However I’ll also continue in Germany.

I do not understand the european priorities. Our rubbish bags for plastic and metal are transparant. So everyone can see what and how much I am drinking. I find that far worse than a picture of me poking my nose.

Now that the automated blurring process is nearly perfect, blurring before transferring should be technically possible. Mapillary should offer this as an option for users who capture in countries with restrictive legislation.

After reading again the terms and conditions, I decided to stop uploading images from Germany as long as blurring is out of my control.


It would be really helpful to have some kind of official statement regarding this issue here.

A manual tool within the app could be a solution.

I will stop also as long as we don’t have any news on this.


My preferred solution would be to keep the originals in a personal workspace on the servers. Blurring would be applied before transfer to Mapillary’s workspace so that Mapillary could only access the blurred images. As GDPR does not apply to data storage and processing for strictly personal use, this should be legal, like is storing pictures in a personal cloud.

I understand that Mapillary is not addressing the issue in the forum if they don’t have a solution ready. On the other hand, they probably underestimate the importance of this issue in privacy-sensitive countries like Germany. Not only do contributors stop contributing because of the recent legal changes but many people never joined the community because of privacy concerns.

Well…I know a way to push the issue to their attention though I’m not sure how much damage it would cause.
I’ll wait until my ISP cycles thought their log and reconsider the situation again.

This issue is now 2 months old and still to reaction from Mapillary.

Not only do contributors stop contributing because of the recent legal changes but many people never joined the community because of privacy concerns.

I am interested in contributing images, but until there is a statement/clarification/solution from Mapillary I won’t start because I also think it is a violation of the GDPR to upload unblurred images.


Hi everyone

Thank you for bringing this up and sorry it took so long. Here’s the official word from Mapillary.

When you as an individual upload a photo to Mapillary, Mapillary is responsible for making sure that the processing of that photo is lawful under the GDPR. You (or any user) is not liable under the GDPR for any photo when it has been uploaded to Mapillary.
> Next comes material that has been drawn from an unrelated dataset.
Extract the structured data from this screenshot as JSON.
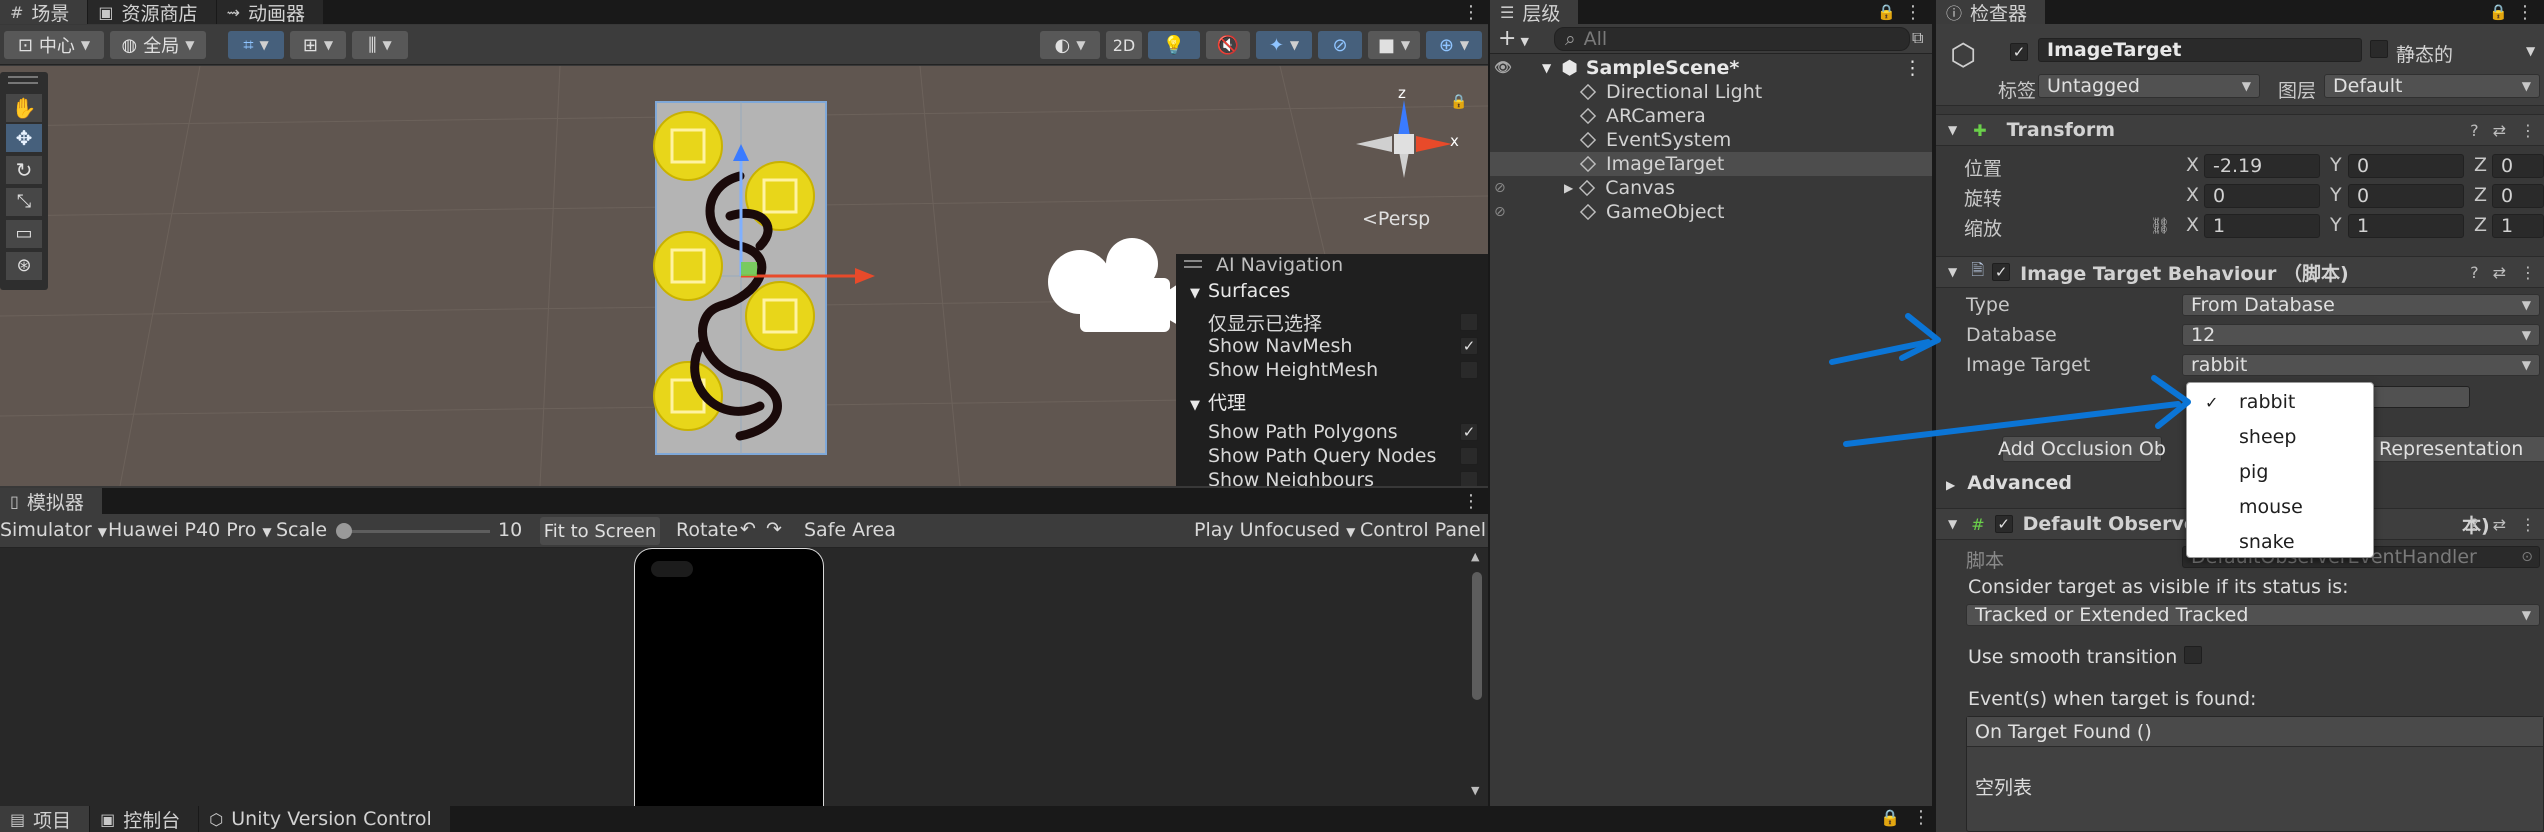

If we look outside the GPDR, Mapillary cannot take responsibility for making sure that the taking of the photo is legal in the location where the photo is taken since there can be any number of local rules and regulations that we cannot monitor. We mention this in our Terms, stating that you should not upload any content that violates any local law.

Regarding the discussion about uploading non-blurred images. As mentioned, it is Mapillary’s responsibility to make sure that any personal data that is included in any uploaded content is ok to processes under the GDPR. The GDPR does not stipulate that you need the consent of any person pictured in order to process their personal data. The GDPR have several other legal grounds, beside consent, that allows for a data controller to process personal data. Mapillary bases its processing on Mapillary’s legitimate interest to provide our service. When the legal bases “legitimate interest” is used steps have to be taken to ensure that the legitimate interest of Mapillary outweighs the pictured person’s privacy interest. This weighing of interests, and the fact that we value people’s privacy, is the reason that we blur the faces of people and license plates in uploaded content. We also make sure that only a handful of people at Mapillary has access to any non-blurred images and never publish non-blurred images.

I hope this helps and clarifies some of your concerns.